A review of tonight's "Justified" coming up just as soon as i continue to be hilariously clumsy in your store...

"You made the call. You did what you had to. No regrets." -The Hammer

The Raylan Givens and Boyd Crowder we met in the pilot appear to be very different from the ones we see in "The Hammer." Back then, Raylan was a man of supreme confidence who shot first and asked questions never, while Boyd was an amoral killer and thief. Now, Raylan is questioning his every decision and going out of his way to not kill people, while Boyd is at least claiming to be a reformed man of God - even if he still blows up things (and, unintentionally, people), he shouts "fire in the hole" more out of tradition than enthusiasm.

The question then becomes how much we're supposed to believe in these changes, both now and in the future.

Because the series is told largely from Raylan's point of view, we can take his transformation at face value. I'm sure he'll get back to slapping leather sooner or later, but the events of the previous ten episodes have clearly shaken him up, and news that Boyd has killed another man (and was free to do so because Raylan felt he could get away with sleeping with Ava) has only unsettled him more. Timothy Olyphant has been superb all season at showing the unpeeling of this onion, layer by layer.

With Boyd, on the other hand, we're deliberately left in the dark about what his true intentions are. It's entirely possible that he means what he says and is trying to make up for his past sins (and committing new ones solely in the name of the Lord), just as it's possible this is just as much a scam as his white supremacy act.

Either way, we're heading for what should be an epic showdown between these two. The only question is whether either of them will have the heart to pull the trigger when that time comes.

Some other thoughts:

  • In the midst of all the Raylan/Boyd drama, we got one of our strongest standalone plots of the season, courtesy of the always-splendid Stephen Root as The Hammer.
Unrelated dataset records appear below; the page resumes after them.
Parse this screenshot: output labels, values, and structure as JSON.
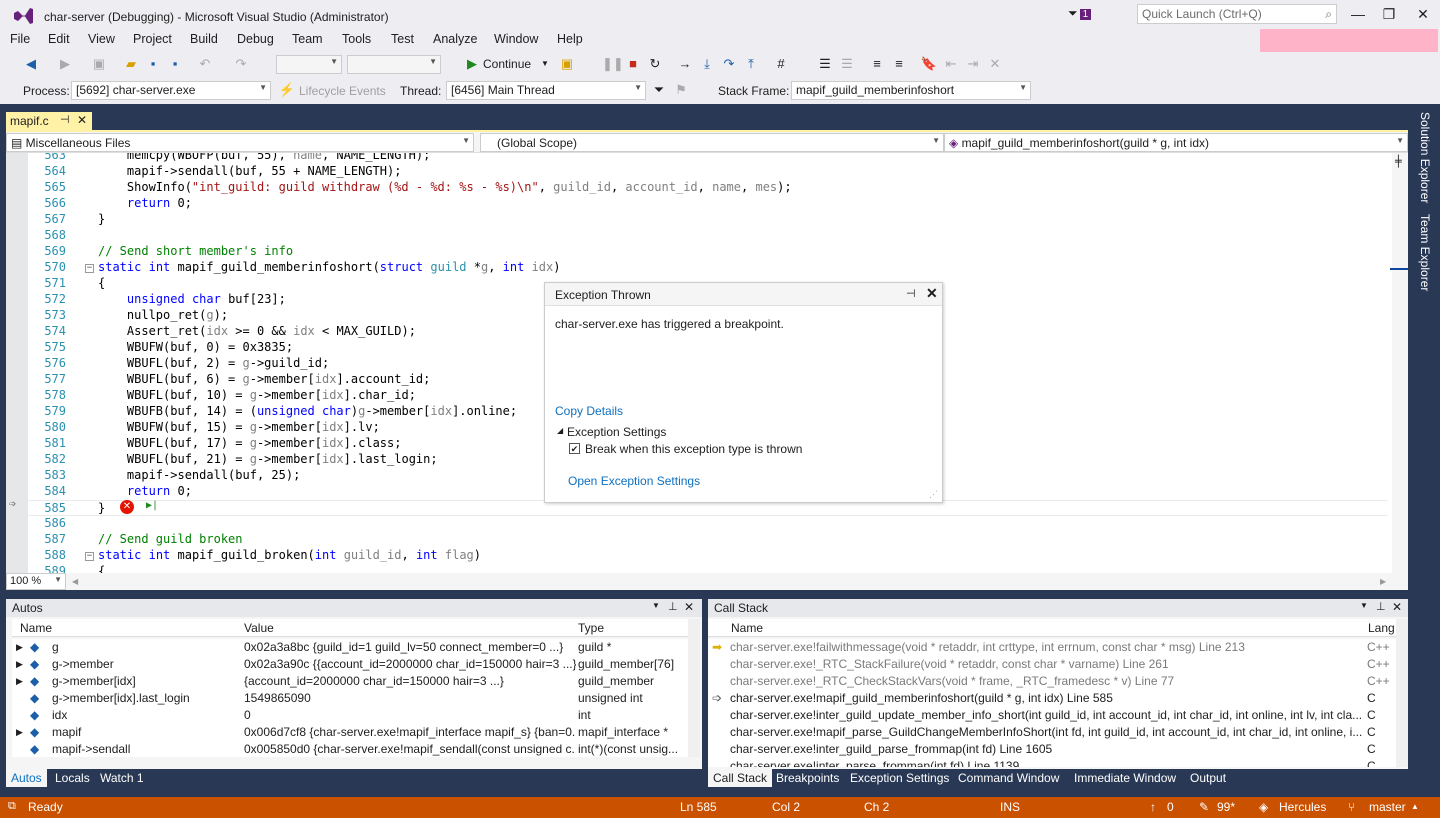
{
  "window": {
    "title": "char-server (Debugging) - Microsoft Visual Studio  (Administrator)",
    "notifications_badge": "1",
    "quick_launch_placeholder": "Quick Launch (Ctrl+Q)"
  },
  "menu": [
    "File",
    "Edit",
    "View",
    "Project",
    "Build",
    "Debug",
    "Team",
    "Tools",
    "Test",
    "Analyze",
    "Window",
    "Help"
  ],
  "toolbar": {
    "continue_label": "Continue",
    "process_label": "Process:",
    "process_value": "[5692] char-server.exe",
    "lifecycle_label": "Lifecycle Events",
    "thread_label": "Thread:",
    "thread_value": "[6456] Main Thread",
    "stackframe_label": "Stack Frame:",
    "stackframe_value": "mapif_guild_memberinfoshort"
  },
  "editor": {
    "tab_name": "mapif.c",
    "nav_project": "Miscellaneous Files",
    "nav_scope": "(Global Scope)",
    "nav_function": "mapif_guild_memberinfoshort(guild * g, int idx)",
    "zoom": "100 %",
    "lines": [
      {
        "n": "563",
        "html": "    memcpy(WBUFP(buf, 55), <span class=\"pm\">name</span>, NAME_LENGTH);"
      },
      {
        "n": "564",
        "html": "    mapif->sendall(buf, 55 + NAME_LENGTH);"
      },
      {
        "n": "565",
        "html": "    ShowInfo(<span class=\"st\">\"int_guild: guild withdraw (%d - %d: %s - %s)\\n\"</span>, <span class=\"pm\">guild_id</span>, <span class=\"pm\">account_id</span>, <span class=\"pm\">name</span>, <span class=\"pm\">mes</span>);"
      },
      {
        "n": "566",
        "html": "    <span class=\"kw\">return</span> 0;"
      },
      {
        "n": "567",
        "html": "}"
      },
      {
        "n": "568",
        "html": ""
      },
      {
        "n": "569",
        "html": "<span class=\"cm\">// Send short member's info</span>"
      },
      {
        "n": "570",
        "html": "<span class=\"kw\">static</span> <span class=\"kw\">int</span> mapif_guild_memberinfoshort(<span class=\"kw\">struct</span> <span class=\"ty\">guild</span> *<span class=\"pm\">g</span>, <span class=\"kw\">int</span> <span class=\"pm\">idx</span>)"
      },
      {
        "n": "571",
        "html": "{"
      },
      {
        "n": "572",
        "html": "    <span class=\"kw\">unsigned</span> <span class=\"kw\">char</span> buf[23];"
      },
      {
        "n": "573",
        "html": "    nullpo_ret(<span class=\"pm\">g</span>);"
      },
      {
        "n": "574",
        "html": "    Assert_ret(<span class=\"pm\">idx</span> >= 0 && <span class=\"pm\">idx</span> < MAX_GUILD);"
      },
      {
        "n": "575",
        "html": "    WBUFW(buf, 0) = 0x3835;"
      },
      {
        "n": "576",
        "html": "    WBUFL(buf, 2) = <span class=\"pm\">g</span>->guild_id;"
      },
      {
        "n": "577",
        "html": "    WBUFL(buf, 6) = <span class=\"pm\">g</span>->member[<span class=\"pm\">idx</span>].account_id;"
      },
      {
        "n": "578",
        "html": "    WBUFL(buf, 10) = <span class=\"pm\">g</span>->member[<span class=\"pm\">idx</span>].char_id;"
      },
      {
        "n": "579",
        "html": "    WBUFB(buf, 14) = (<span class=\"kw\">unsigned</span> <span class=\"kw\">char</span>)<span class=\"pm\">g</span>->member[<span class=\"pm\">idx</span>].online;"
      },
      {
        "n": "580",
        "html": "    WBUFW(buf, 15) = <span class=\"pm\">g</span>->member[<span class=\"pm\">idx</span>].lv;"
      },
      {
        "n": "581",
        "html": "    WBUFL(buf, 17) = <span class=\"pm\">g</span>->member[<span class=\"pm\">idx</span>].class;"
      },
      {
        "n": "582",
        "html": "    WBUFL(buf, 21) = <span class=\"pm\">g</span>->member[<span class=\"pm\">idx</span>].last_login;"
      },
      {
        "n": "583",
        "html": "    mapif->sendall(buf, 25);"
      },
      {
        "n": "584",
        "html": "    <span class=\"kw\">return</span> 0;"
      },
      {
        "n": "585",
        "html": "}"
      },
      {
        "n": "586",
        "html": ""
      },
      {
        "n": "587",
        "html": "<span class=\"cm\">// Send guild broken</span>"
      },
      {
        "n": "588",
        "html": "<span class=\"kw\">static</span> <span class=\"kw\">int</span> mapif_guild_broken(<span class=\"kw\">int</span> <span class=\"pm\">guild_id</span>, <span class=\"kw\">int</span> <span class=\"pm\">flag</span>)"
      },
      {
        "n": "589",
        "html": "{"
      }
    ]
  },
  "exception_popup": {
    "title": "Exception Thrown",
    "message": "char-server.exe has triggered a breakpoint.",
    "copy_details": "Copy Details",
    "settings_header": "Exception Settings",
    "break_checkbox_label": "Break when this exception type is thrown",
    "break_checked": true,
    "open_settings": "Open Exception Settings"
  },
  "autos": {
    "title": "Autos",
    "columns": [
      "Name",
      "Value",
      "Type"
    ],
    "rows": [
      {
        "name": "g",
        "value": "0x02a3a8bc {guild_id=1 guild_lv=50 connect_member=0 ...}",
        "type": "guild *",
        "expand": true
      },
      {
        "name": "g->member",
        "value": "0x02a3a90c {{account_id=2000000 char_id=150000 hair=3 ...},...",
        "type": "guild_member[76]",
        "expand": true
      },
      {
        "name": "g->member[idx]",
        "value": "{account_id=2000000 char_id=150000 hair=3 ...}",
        "type": "guild_member",
        "expand": true
      },
      {
        "name": "g->member[idx].last_login",
        "value": "1549865090",
        "type": "unsigned int",
        "expand": false
      },
      {
        "name": "idx",
        "value": "0",
        "type": "int",
        "expand": false
      },
      {
        "name": "mapif",
        "value": "0x006d7cf8 {char-server.exe!mapif_interface mapif_s} {ban=0...",
        "type": "mapif_interface *",
        "expand": true
      },
      {
        "name": "mapif->sendall",
        "value": "0x005850d0 {char-server.exe!mapif_sendall(const unsigned c...",
        "type": "int(*)(const unsig...",
        "expand": false
      }
    ],
    "tabs": [
      "Autos",
      "Locals",
      "Watch 1"
    ]
  },
  "callstack": {
    "title": "Call Stack",
    "columns": [
      "Name",
      "Lang"
    ],
    "rows": [
      {
        "name": "char-server.exe!failwithmessage(void * retaddr, int crttype, int errnum, const char * msg) Line 213",
        "lang": "C++",
        "grey": true,
        "marker": "current"
      },
      {
        "name": "char-server.exe!_RTC_StackFailure(void * retaddr, const char * varname) Line 261",
        "lang": "C++",
        "grey": true,
        "marker": ""
      },
      {
        "name": "char-server.exe!_RTC_CheckStackVars(void * frame, _RTC_framedesc * v) Line 77",
        "lang": "C++",
        "grey": true,
        "marker": ""
      },
      {
        "name": "char-server.exe!mapif_guild_memberinfoshort(guild * g, int idx) Line 585",
        "lang": "C",
        "grey": false,
        "marker": "return"
      },
      {
        "name": "char-server.exe!inter_guild_update_member_info_short(int guild_id, int account_id, int char_id, int online, int lv, int cla...",
        "lang": "C",
        "grey": false,
        "marker": ""
      },
      {
        "name": "char-server.exe!mapif_parse_GuildChangeMemberInfoShort(int fd, int guild_id, int account_id, int char_id, int online, i...",
        "lang": "C",
        "grey": false,
        "marker": ""
      },
      {
        "name": "char-server.exe!inter_guild_parse_frommap(int fd) Line 1605",
        "lang": "C",
        "grey": false,
        "marker": ""
      },
      {
        "name": "char-server.exe!inter_parse_frommap(int fd) Line 1139",
        "lang": "C",
        "grey": false,
        "marker": ""
      }
    ],
    "tabs": [
      "Call Stack",
      "Breakpoints",
      "Exception Settings",
      "Command Window",
      "Immediate Window",
      "Output"
    ]
  },
  "side_tabs": [
    "Solution Explorer",
    "Team Explorer"
  ],
  "status": {
    "ready": "Ready",
    "ln": "Ln 585",
    "col": "Col 2",
    "ch": "Ch 2",
    "ins": "INS",
    "up_count": "0",
    "pencil_count": "99*",
    "repo": "Hercules",
    "branch": "master"
  },
  "colors": {
    "accent": "#68217a",
    "status_bar": "#ca5100",
    "tab_active": "#fff1a6",
    "dock_bg": "#293955"
  }
}
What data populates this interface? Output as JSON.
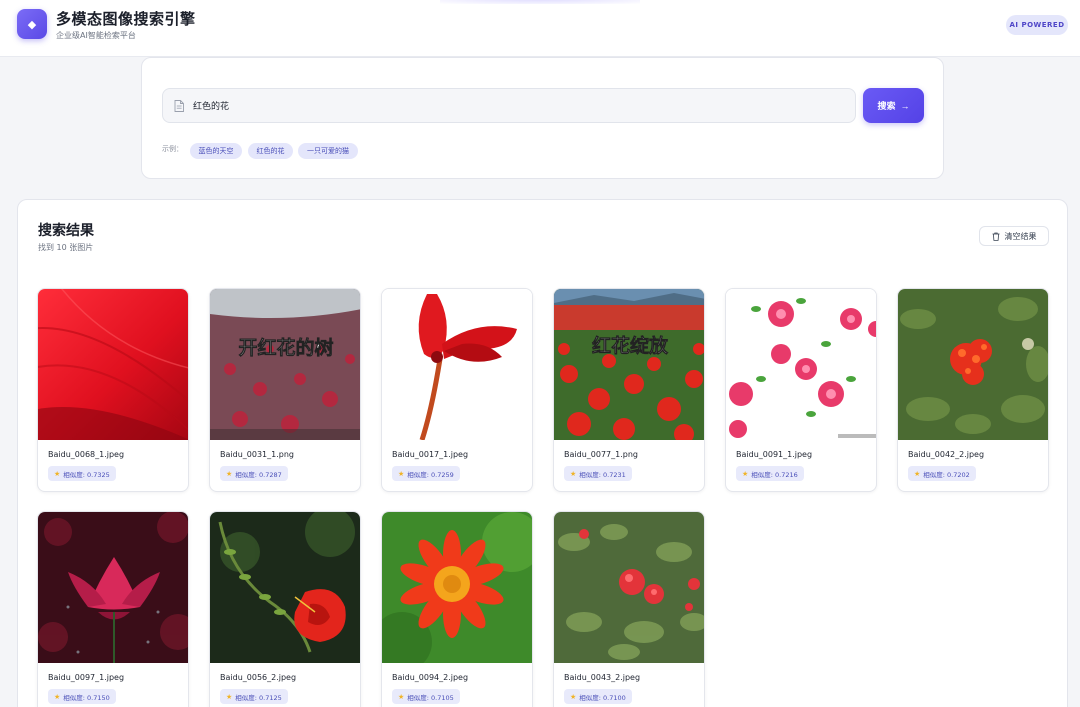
{
  "header": {
    "title": "多模态图像搜索引擎",
    "subtitle": "企业级AI智能检索平台",
    "badge": "AI POWERED",
    "logo_icon": "sparkle-icon",
    "accent": "#5a49e6"
  },
  "search": {
    "value": "红色的花",
    "button_label": "搜索",
    "button_arrow": "→",
    "examples_label": "示例：",
    "examples": [
      "蓝色的天空",
      "红色的花",
      "一只可爱的猫"
    ]
  },
  "results": {
    "title": "搜索结果",
    "count": "找到 10 张图片",
    "clear_label": "清空结果",
    "items": [
      {
        "name": "Baidu_0068_1.jpeg",
        "similarity": "相似度: 0.7325"
      },
      {
        "name": "Baidu_0031_1.png",
        "similarity": "相似度: 0.7287",
        "overlay": "开红花的树"
      },
      {
        "name": "Baidu_0017_1.jpeg",
        "similarity": "相似度: 0.7259"
      },
      {
        "name": "Baidu_0077_1.png",
        "similarity": "相似度: 0.7231",
        "overlay": "红花绽放"
      },
      {
        "name": "Baidu_0091_1.jpeg",
        "similarity": "相似度: 0.7216"
      },
      {
        "name": "Baidu_0042_2.jpeg",
        "similarity": "相似度: 0.7202"
      },
      {
        "name": "Baidu_0097_1.jpeg",
        "similarity": "相似度: 0.7150"
      },
      {
        "name": "Baidu_0056_2.jpeg",
        "similarity": "相似度: 0.7125"
      },
      {
        "name": "Baidu_0094_2.jpeg",
        "similarity": "相似度: 0.7105"
      },
      {
        "name": "Baidu_0043_2.jpeg",
        "similarity": "相似度: 0.7100"
      }
    ]
  }
}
Root's one of those guys who can give you a little bit of everything along the comedy/drama spectrum, and here he managed to play a character who was at once ridiculous (adjudicating cases wearing nothing but a robe, a Speedo and a shoulder holster) and someone who seemed real and had gravity (the speech about the case that turned him into The Hammer, his thanks to Raylan for keeping him from killing Virgil. The Hammer not only helped Raylan once again question his code, but hopefully will become yet another recurring part of the series, ala Arnie the fixer or, here, Fandy/Otis.
  • The Hammer was also very much inspired by the title character of another Elmore Leonard book: "Maximum Bob." That book was already turned into a TV show (with Beau Bridges as Bob), which Leonard hated so much he derisively called it "Hee Haw: The Movie."
  • And Virgil was played by Sean Bridgers, aka Johnny Burns from "Deadwood." At this rate, it's stopped being a coincidence and turned into a trend. Can't decide whether I'm more excited for the inevitable Ian McShane appearance, or Garret Dillahunt's.
  • It is it me, or is Walton Goggins' accent much thicker here than it was in the earlier episodes?

What did everybody else think?